In it, but not of it. TPM DC
Before the bill ultimately passed, the legislation was stuck in parliamentarian limbo for more than two hours.
The bill needed 20 votes out of the 38-member Senate to pass. On its first vote at about 5:30 p.m., it received 19 yea votes and 18 nay votes in a floor vote, but Republican Sen. Patrick Colbeck, who is vehemently opposed to expansion, abstained from voting. If he had cast a nay vote, leaving a 19-19 tie, then Republican Lt. Gov. Brian Calley could have cast the tiebreaking vote to pass the bill, as Calley has pledged to do.
But because Colbeck didn't vote, the bill failed when it didn't reach the 20-vote threshold. The Senate then immediately voted 21-17 to reconsider the vote and went into recess so the party caucuses could meet. It took more than two hours before the Senate reconvened and finally passed the bill.
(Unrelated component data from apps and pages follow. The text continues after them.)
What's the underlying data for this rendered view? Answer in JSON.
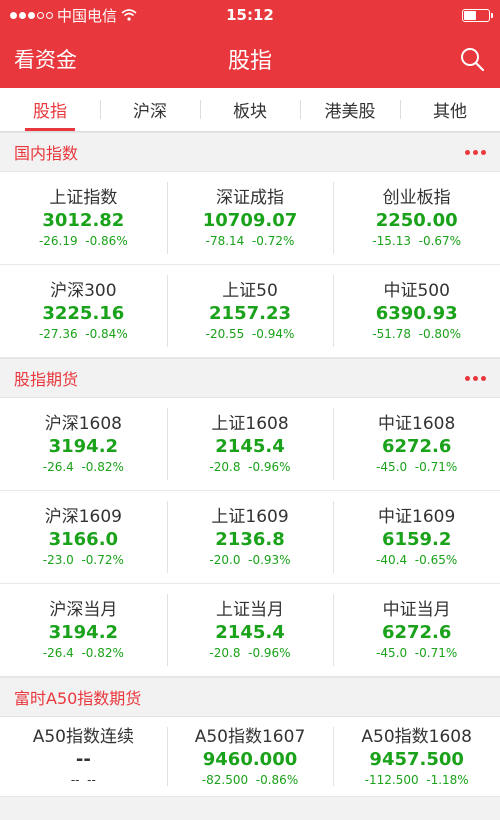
{
  "status": {
    "carrier": "中国电信",
    "time": "15:12"
  },
  "nav": {
    "left": "看资金",
    "title": "股指"
  },
  "tabs": [
    "股指",
    "沪深",
    "板块",
    "港美股",
    "其他"
  ],
  "sections": [
    {
      "title": "国内指数",
      "rows": [
        [
          {
            "name": "上证指数",
            "price": "3012.82",
            "change": "-26.19",
            "pct": "-0.86%"
          },
          {
            "name": "深证成指",
            "price": "10709.07",
            "change": "-78.14",
            "pct": "-0.72%"
          },
          {
            "name": "创业板指",
            "price": "2250.00",
            "change": "-15.13",
            "pct": "-0.67%"
          }
        ],
        [
          {
            "name": "沪深300",
            "price": "3225.16",
            "change": "-27.36",
            "pct": "-0.84%"
          },
          {
            "name": "上证50",
            "price": "2157.23",
            "change": "-20.55",
            "pct": "-0.94%"
          },
          {
            "name": "中证500",
            "price": "6390.93",
            "change": "-51.78",
            "pct": "-0.80%"
          }
        ]
      ]
    },
    {
      "title": "股指期货",
      "rows": [
        [
          {
            "name": "沪深1608",
            "price": "3194.2",
            "change": "-26.4",
            "pct": "-0.82%"
          },
          {
            "name": "上证1608",
            "price": "2145.4",
            "change": "-20.8",
            "pct": "-0.96%"
          },
          {
            "name": "中证1608",
            "price": "6272.6",
            "change": "-45.0",
            "pct": "-0.71%"
          }
        ],
        [
          {
            "name": "沪深1609",
            "price": "3166.0",
            "change": "-23.0",
            "pct": "-0.72%"
          },
          {
            "name": "上证1609",
            "price": "2136.8",
            "change": "-20.0",
            "pct": "-0.93%"
          },
          {
            "name": "中证1609",
            "price": "6159.2",
            "change": "-40.4",
            "pct": "-0.65%"
          }
        ],
        [
          {
            "name": "沪深当月",
            "price": "3194.2",
            "change": "-26.4",
            "pct": "-0.82%"
          },
          {
            "name": "上证当月",
            "price": "2145.4",
            "change": "-20.8",
            "pct": "-0.96%"
          },
          {
            "name": "中证当月",
            "price": "6272.6",
            "change": "-45.0",
            "pct": "-0.71%"
          }
        ]
      ]
    },
    {
      "title": "富时A50指数期货",
      "rows": [
        [
          {
            "name": "A50指数连续",
            "price": "--",
            "change": "--",
            "pct": "--"
          },
          {
            "name": "A50指数1607",
            "price": "9460.000",
            "change": "-82.500",
            "pct": "-0.86%"
          },
          {
            "name": "A50指数1608",
            "price": "9457.500",
            "change": "-112.500",
            "pct": "-1.18%"
          }
        ]
      ]
    }
  ]
}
Sen. Tom Casperson, a Republican, switched his vote after securing an amendment that reformed hospital payments for uncompensated care for the uninsured. According to tweets from local reporters, Casperson had been expected to vote for the expansion initially, but unexpectedly voted nay on the first floor vote. His yea on the second floor vote made Calley's tiebreaking vote unnecessary.
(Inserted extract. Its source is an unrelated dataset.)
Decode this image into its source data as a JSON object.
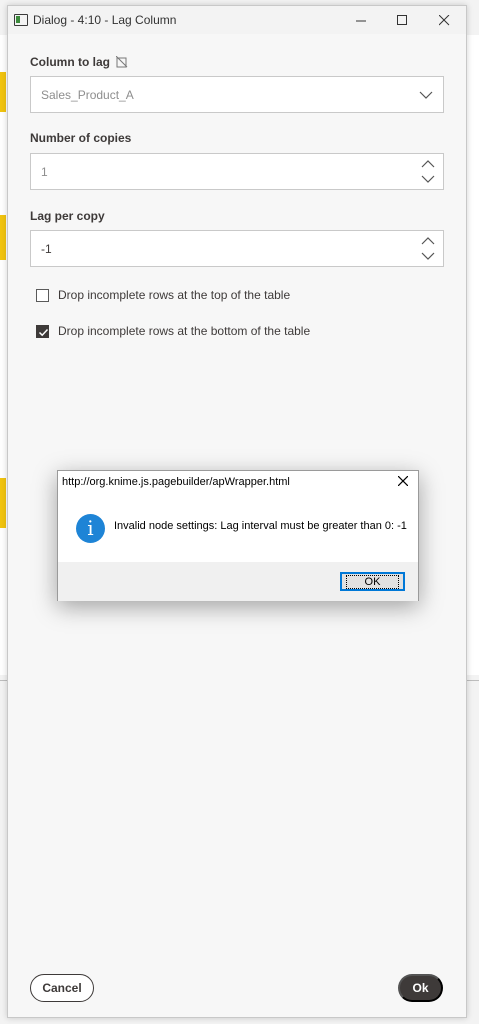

The Senate also rejected two alternative proposals that would have relied on state-only funding to expand health coverage.
Michigan joins a handful of other red states that have signed onto this key piece of Obamacare, which grants Medicaid eligibility to people with incomes up to 138 percent of the federal poverty level. Arizona and North Dakota are two other uniformly Republican states that agreed to the expansion; New Jersey Gov. Chris Christie also endorsed an expansion proposal from his Democratic-controlled state legislature.
As TPM reported last week, several key red states -- of which Michigan was one -- are still debating the Medicaid expansion. Proposals in Ohio and Virginia are very much alive and could be approved before Jan. 1, 2014, when the expansion goes into effect. There is a substantial impetus for those states to get expansion passed as soon as possible: the ACA requires the federal government to cover 100 percent of the costs from 2014 to 2016.
But because more than 20 Republican-controlled states rejected the expansion, made optional by the U.S. Supreme Court in its Obamacare ruling, up to three million fewer people are expected to be covered under the law, according to the Congressional Budget Office.
It wasn't an easy path to passage in Michigan, despite Snyder's enthusiastic endorsement. The Senate had rejected the House's expansion bill earlier this summer, and Senate GOP leaders were forced to break their own version of the "Hastert Rule" -- which usually requires a majority of the majority caucus to approve a bill for it to reach the chamber floor -- to get the expansion passed.
And that was before Tuesday's shenanigans.